Bloodstream and central line isolates from hematopoietic stem cell transplant recipients: Data from a developing country

Document Type



Pathology and Microbiology; Pathology and Laboratory Medicine


Introduction: Bloodstream infections (BSIs) and central line infections remain among the major causes of morbidity and mortality in transplant recipients because of prolonged neutropenia and mucosal damage. The objective of this study was to determine the frequency and outcome of bacterial and fungal isolates from patients undergoing allogeneic hematopoietic stem cell transplant.
Materials and methods: This study was conducted at the Aga Khan University and Hospital's bone marrow transplant unit.

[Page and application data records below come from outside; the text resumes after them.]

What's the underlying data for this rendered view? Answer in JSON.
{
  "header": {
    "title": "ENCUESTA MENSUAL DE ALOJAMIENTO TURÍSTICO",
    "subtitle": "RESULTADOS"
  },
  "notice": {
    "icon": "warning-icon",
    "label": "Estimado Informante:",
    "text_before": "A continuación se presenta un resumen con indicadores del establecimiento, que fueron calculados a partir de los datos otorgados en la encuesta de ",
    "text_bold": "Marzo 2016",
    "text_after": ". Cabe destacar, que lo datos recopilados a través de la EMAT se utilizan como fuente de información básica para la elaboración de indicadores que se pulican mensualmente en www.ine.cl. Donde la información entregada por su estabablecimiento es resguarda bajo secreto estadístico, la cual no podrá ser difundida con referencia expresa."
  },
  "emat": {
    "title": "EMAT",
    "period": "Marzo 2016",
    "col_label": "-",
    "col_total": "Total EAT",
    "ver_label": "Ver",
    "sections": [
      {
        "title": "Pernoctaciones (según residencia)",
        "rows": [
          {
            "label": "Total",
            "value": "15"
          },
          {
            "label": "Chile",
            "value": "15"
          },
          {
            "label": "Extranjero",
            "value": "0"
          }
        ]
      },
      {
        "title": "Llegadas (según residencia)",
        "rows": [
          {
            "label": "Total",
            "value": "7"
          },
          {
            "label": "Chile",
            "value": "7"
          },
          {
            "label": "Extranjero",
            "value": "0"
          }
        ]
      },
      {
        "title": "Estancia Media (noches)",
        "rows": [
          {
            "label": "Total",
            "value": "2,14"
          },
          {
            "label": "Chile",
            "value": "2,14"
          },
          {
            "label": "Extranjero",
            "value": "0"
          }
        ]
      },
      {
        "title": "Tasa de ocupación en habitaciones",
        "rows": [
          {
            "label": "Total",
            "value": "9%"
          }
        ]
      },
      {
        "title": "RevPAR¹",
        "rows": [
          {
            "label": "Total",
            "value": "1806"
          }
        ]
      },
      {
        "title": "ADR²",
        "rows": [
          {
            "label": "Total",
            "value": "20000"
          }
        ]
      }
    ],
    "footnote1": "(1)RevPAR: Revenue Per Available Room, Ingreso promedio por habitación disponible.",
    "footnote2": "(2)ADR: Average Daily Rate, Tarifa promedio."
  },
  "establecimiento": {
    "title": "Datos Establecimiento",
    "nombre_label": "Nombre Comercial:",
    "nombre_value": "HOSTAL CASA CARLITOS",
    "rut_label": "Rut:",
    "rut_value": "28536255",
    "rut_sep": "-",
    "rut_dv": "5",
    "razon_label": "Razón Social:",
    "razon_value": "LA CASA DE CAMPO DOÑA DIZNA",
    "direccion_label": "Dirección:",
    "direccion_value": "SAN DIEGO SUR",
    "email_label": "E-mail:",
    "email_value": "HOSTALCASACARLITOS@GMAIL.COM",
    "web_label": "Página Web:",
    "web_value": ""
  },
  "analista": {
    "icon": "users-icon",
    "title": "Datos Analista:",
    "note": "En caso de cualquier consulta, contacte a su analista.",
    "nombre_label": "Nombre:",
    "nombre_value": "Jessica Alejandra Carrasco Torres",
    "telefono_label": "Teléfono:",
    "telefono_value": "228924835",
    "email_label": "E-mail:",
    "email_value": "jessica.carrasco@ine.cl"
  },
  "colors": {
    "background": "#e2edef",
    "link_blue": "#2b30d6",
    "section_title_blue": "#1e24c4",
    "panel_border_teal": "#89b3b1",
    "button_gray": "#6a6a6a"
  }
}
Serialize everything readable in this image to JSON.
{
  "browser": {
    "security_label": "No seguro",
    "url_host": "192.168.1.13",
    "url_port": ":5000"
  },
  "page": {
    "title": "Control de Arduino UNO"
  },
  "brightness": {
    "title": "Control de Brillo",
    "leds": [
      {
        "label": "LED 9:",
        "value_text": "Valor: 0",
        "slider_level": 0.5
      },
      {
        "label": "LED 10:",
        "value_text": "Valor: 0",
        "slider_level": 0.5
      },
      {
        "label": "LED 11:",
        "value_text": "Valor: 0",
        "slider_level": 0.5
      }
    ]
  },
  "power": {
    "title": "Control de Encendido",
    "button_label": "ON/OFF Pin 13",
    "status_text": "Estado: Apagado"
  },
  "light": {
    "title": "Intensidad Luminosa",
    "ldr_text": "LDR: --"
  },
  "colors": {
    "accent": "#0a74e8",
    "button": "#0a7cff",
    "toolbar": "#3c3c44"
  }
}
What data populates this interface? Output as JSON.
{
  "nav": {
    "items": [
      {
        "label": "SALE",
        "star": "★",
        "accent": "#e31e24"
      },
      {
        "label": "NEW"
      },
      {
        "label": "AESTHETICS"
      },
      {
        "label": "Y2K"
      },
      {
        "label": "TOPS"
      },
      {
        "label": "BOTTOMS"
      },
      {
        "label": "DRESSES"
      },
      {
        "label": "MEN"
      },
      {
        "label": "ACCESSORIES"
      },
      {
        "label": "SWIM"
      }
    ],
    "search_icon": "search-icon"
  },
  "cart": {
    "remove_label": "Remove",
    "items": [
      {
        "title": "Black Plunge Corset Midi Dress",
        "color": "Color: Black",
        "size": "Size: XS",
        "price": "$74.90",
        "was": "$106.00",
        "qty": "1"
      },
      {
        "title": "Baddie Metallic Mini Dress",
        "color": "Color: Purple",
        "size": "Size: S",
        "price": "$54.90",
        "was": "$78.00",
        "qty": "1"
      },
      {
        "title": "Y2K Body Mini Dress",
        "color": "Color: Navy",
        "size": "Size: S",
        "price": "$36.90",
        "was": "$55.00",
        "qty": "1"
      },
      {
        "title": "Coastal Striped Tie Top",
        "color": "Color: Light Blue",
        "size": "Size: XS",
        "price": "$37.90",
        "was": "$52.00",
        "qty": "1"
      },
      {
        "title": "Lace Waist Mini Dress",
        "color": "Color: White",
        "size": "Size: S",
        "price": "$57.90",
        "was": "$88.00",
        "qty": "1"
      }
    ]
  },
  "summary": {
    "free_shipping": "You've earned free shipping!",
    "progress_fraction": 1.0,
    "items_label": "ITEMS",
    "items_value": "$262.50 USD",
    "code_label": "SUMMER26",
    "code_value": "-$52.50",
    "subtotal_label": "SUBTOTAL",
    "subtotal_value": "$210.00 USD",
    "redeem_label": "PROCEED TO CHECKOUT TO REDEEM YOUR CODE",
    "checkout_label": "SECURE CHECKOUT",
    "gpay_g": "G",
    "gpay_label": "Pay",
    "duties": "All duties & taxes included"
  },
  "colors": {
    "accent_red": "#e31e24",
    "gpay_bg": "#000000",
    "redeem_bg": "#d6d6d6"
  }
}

All patients who underwent an allogeneic stem cell transplant with matched sibling/parent donor were included. The study period ranged from April 2004 to December 2012. Transplantation was performed according to institutional protocols. All patients were admitted in single rooms with positive pressure and high-efficiency particulate air filters. Ciprofloxacin, fluconazole, and valaciclovir were used for standard prophylaxis, which was started at the time of conditioning. All blood cultures were obtained at clinical suspicion of systemic infection, mainly documented as fever (temperature of >38.5°C). BSIs and line infections were defined as isolation of bacterial or fungal pathogen from at least one blood/central line culture.
Results: In total, 101 of 108 patients developed febrile neutropenia. In the 101 patients, 245 documented febrile episodes occurred. There were 40 culture-positive episodes and 205 culture-negative episodes. Of these 40 culture-positive episodes, 22 patients had bloodstream isolates and 18 had central line isolates. The median ± standard deviation time of febrile neutropenia was day 7 ± 2 days (range: day -3 to day +13). The most common bloodstream isolate was Escherichia coli (n = 9) followed by Staphylococcus epidermidis (n = 5). One patient developed Fusarium infection. In central line infections, S. epidermidis was the most common organism (n = 8). In 2 patients with central venous catheters, Candida albicans was the isolate. Transplant-related mortality from sepsis occurred in 9.2%.
Conclusion: E.coli was mainly responsible for BSI, while gram-positive organisms dominated catheter-related febrile episodes. Transplant-related mortality due to sepsis was 9%.

Publication (Name of Journal)

Transplant Infectious Disease